EXERCISE INSTRUCTIONS -> Could you write out the records below exactly as they appear?
[DATA FOR THIS TASK — start]
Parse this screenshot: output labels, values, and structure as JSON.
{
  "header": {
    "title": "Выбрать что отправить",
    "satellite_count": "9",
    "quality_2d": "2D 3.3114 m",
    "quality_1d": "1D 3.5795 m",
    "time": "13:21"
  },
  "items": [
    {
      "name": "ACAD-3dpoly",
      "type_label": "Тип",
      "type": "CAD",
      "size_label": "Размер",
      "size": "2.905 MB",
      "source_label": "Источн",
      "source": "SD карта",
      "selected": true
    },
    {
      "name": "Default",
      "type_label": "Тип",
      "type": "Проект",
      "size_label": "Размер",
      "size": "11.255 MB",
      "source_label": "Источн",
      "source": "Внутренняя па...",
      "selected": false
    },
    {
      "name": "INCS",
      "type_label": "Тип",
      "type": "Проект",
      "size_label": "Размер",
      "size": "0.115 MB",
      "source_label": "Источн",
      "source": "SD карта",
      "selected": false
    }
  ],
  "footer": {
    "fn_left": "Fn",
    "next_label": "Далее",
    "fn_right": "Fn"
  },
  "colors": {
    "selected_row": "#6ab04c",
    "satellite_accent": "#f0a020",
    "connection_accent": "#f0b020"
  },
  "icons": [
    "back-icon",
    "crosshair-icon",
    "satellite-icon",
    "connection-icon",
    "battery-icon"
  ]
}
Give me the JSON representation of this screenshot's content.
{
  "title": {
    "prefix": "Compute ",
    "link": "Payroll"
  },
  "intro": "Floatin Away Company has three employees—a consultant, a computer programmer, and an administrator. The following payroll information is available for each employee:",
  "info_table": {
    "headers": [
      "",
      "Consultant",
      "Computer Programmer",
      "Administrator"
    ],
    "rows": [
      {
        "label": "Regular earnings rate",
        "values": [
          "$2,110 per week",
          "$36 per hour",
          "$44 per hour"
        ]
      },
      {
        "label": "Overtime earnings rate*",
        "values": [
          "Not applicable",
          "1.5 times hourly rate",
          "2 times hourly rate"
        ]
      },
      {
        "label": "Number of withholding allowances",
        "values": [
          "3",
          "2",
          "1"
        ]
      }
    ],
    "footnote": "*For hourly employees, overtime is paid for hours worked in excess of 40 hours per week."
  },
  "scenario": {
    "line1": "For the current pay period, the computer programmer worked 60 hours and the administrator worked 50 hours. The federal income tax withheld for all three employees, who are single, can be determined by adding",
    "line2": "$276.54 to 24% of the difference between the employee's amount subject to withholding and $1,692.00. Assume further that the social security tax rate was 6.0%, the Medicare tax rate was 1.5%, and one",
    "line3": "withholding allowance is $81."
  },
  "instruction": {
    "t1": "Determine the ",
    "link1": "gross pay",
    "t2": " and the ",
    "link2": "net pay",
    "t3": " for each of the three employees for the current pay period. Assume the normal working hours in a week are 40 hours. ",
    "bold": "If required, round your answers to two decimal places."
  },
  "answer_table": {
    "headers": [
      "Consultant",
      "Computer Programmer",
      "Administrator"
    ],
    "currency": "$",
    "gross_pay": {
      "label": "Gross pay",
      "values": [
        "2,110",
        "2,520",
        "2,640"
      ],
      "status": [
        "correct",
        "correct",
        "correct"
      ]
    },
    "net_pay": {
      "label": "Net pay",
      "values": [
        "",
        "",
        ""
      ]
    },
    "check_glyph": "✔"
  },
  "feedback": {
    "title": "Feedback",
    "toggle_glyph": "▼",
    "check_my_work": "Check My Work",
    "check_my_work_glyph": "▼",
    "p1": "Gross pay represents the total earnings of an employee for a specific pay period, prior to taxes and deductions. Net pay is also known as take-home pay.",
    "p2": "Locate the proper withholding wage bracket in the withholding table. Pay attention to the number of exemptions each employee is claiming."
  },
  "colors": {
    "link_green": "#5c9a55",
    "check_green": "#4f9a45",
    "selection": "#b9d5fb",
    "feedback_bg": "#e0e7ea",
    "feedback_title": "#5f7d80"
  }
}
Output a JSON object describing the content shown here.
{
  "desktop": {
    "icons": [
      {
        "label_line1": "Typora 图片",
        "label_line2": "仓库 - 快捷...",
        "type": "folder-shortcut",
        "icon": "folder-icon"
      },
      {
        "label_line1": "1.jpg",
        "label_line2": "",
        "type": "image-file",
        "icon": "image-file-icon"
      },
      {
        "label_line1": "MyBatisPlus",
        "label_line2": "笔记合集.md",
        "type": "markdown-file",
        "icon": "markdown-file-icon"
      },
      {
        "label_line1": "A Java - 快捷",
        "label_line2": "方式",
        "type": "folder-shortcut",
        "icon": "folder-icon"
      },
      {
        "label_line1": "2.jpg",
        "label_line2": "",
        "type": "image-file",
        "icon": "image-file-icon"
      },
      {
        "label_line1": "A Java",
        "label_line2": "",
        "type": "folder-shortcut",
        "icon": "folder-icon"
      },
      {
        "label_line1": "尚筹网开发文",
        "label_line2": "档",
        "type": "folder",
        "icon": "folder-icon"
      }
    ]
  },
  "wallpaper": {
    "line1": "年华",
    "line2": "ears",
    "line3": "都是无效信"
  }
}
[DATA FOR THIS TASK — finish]
ANSWER BOX ->
Parse this screenshot: output labels, values, and structure as JSON.
{
  "header": {
    "title": "Выбрать что отправить",
    "satellite_count": "9",
    "quality_2d": "2D 3.3114 m",
    "quality_1d": "1D 3.5795 m",
    "time": "13:21"
  },
  "items": [
    {
      "name": "ACAD-3dpoly",
      "type_label": "Тип",
      "type": "CAD",
      "size_label": "Размер",
      "size": "2.905 MB",
      "source_label": "Источн",
      "source": "SD карта",
      "selected": true
    },
    {
      "name": "Default",
      "type_label": "Тип",
      "type": "Проект",
      "size_label": "Размер",
      "size": "11.255 MB",
      "source_label": "Источн",
      "source": "Внутренняя па...",
      "selected": false
    },
    {
      "name": "INCS",
      "type_label": "Тип",
      "type": "Проект",
      "size_label": "Размер",
      "size": "0.115 MB",
      "source_label": "Источн",
      "source": "SD карта",
      "selected": false
    }
  ],
  "footer": {
    "fn_left": "Fn",
    "next_label": "Далее",
    "fn_right": "Fn"
  },
  "colors": {
    "selected_row": "#6ab04c",
    "satellite_accent": "#f0a020",
    "connection_accent": "#f0b020"
  },
  "icons": [
    "back-icon",
    "crosshair-icon",
    "satellite-icon",
    "connection-icon",
    "battery-icon"
  ]
}
Give me the JSON representation of this screenshot's content.
{
  "title": {
    "prefix": "Compute ",
    "link": "Payroll"
  },
  "intro": "Floatin Away Company has three employees—a consultant, a computer programmer, and an administrator. The following payroll information is available for each employee:",
  "info_table": {
    "headers": [
      "",
      "Consultant",
      "Computer Programmer",
      "Administrator"
    ],
    "rows": [
      {
        "label": "Regular earnings rate",
        "values": [
          "$2,110 per week",
          "$36 per hour",
          "$44 per hour"
        ]
      },
      {
        "label": "Overtime earnings rate*",
        "values": [
          "Not applicable",
          "1.5 times hourly rate",
          "2 times hourly rate"
        ]
      },
      {
        "label": "Number of withholding allowances",
        "values": [
          "3",
          "2",
          "1"
        ]
      }
    ],
    "footnote": "*For hourly employees, overtime is paid for hours worked in excess of 40 hours per week."
  },
  "scenario": {
    "line1": "For the current pay period, the computer programmer worked 60 hours and the administrator worked 50 hours. The federal income tax withheld for all three employees, who are single, can be determined by adding",
    "line2": "$276.54 to 24% of the difference between the employee's amount subject to withholding and $1,692.00. Assume further that the social security tax rate was 6.0%, the Medicare tax rate was 1.5%, and one",
    "line3": "withholding allowance is $81."
  },
  "instruction": {
    "t1": "Determine the ",
    "link1": "gross pay",
    "t2": " and the ",
    "link2": "net pay",
    "t3": " for each of the three employees for the current pay period. Assume the normal working hours in a week are 40 hours. ",
    "bold": "If required, round your answers to two decimal places."
  },
  "answer_table": {
    "headers": [
      "Consultant",
      "Computer Programmer",
      "Administrator"
    ],
    "currency": "$",
    "gross_pay": {
      "label": "Gross pay",
      "values": [
        "2,110",
        "2,520",
        "2,640"
      ],
      "status": [
        "correct",
        "correct",
        "correct"
      ]
    },
    "net_pay": {
      "label": "Net pay",
      "values": [
        "",
        "",
        ""
      ]
    },
    "check_glyph": "✔"
  },
  "feedback": {
    "title": "Feedback",
    "toggle_glyph": "▼",
    "check_my_work": "Check My Work",
    "check_my_work_glyph": "▼",
    "p1": "Gross pay represents the total earnings of an employee for a specific pay period, prior to taxes and deductions. Net pay is also known as take-home pay.",
    "p2": "Locate the proper withholding wage bracket in the withholding table. Pay attention to the number of exemptions each employee is claiming."
  },
  "colors": {
    "link_green": "#5c9a55",
    "check_green": "#4f9a45",
    "selection": "#b9d5fb",
    "feedback_bg": "#e0e7ea",
    "feedback_title": "#5f7d80"
  }
}
Output a JSON object describing the content shown here.
{
  "desktop": {
    "icons": [
      {
        "label_line1": "Typora 图片",
        "label_line2": "仓库 - 快捷...",
        "type": "folder-shortcut",
        "icon": "folder-icon"
      },
      {
        "label_line1": "1.jpg",
        "label_line2": "",
        "type": "image-file",
        "icon": "image-file-icon"
      },
      {
        "label_line1": "MyBatisPlus",
        "label_line2": "笔记合集.md",
        "type": "markdown-file",
        "icon": "markdown-file-icon"
      },
      {
        "label_line1": "A Java - 快捷",
        "label_line2": "方式",
        "type": "folder-shortcut",
        "icon": "folder-icon"
      },
      {
        "label_line1": "2.jpg",
        "label_line2": "",
        "type": "image-file",
        "icon": "image-file-icon"
      },
      {
        "label_line1": "A Java",
        "label_line2": "",
        "type": "folder-shortcut",
        "icon": "folder-icon"
      },
      {
        "label_line1": "尚筹网开发文",
        "label_line2": "档",
        "type": "folder",
        "icon": "folder-icon"
      }
    ]
  },
  "wallpaper": {
    "line1": "年华",
    "line2": "ears",
    "line3": "都是无效信"
  }
}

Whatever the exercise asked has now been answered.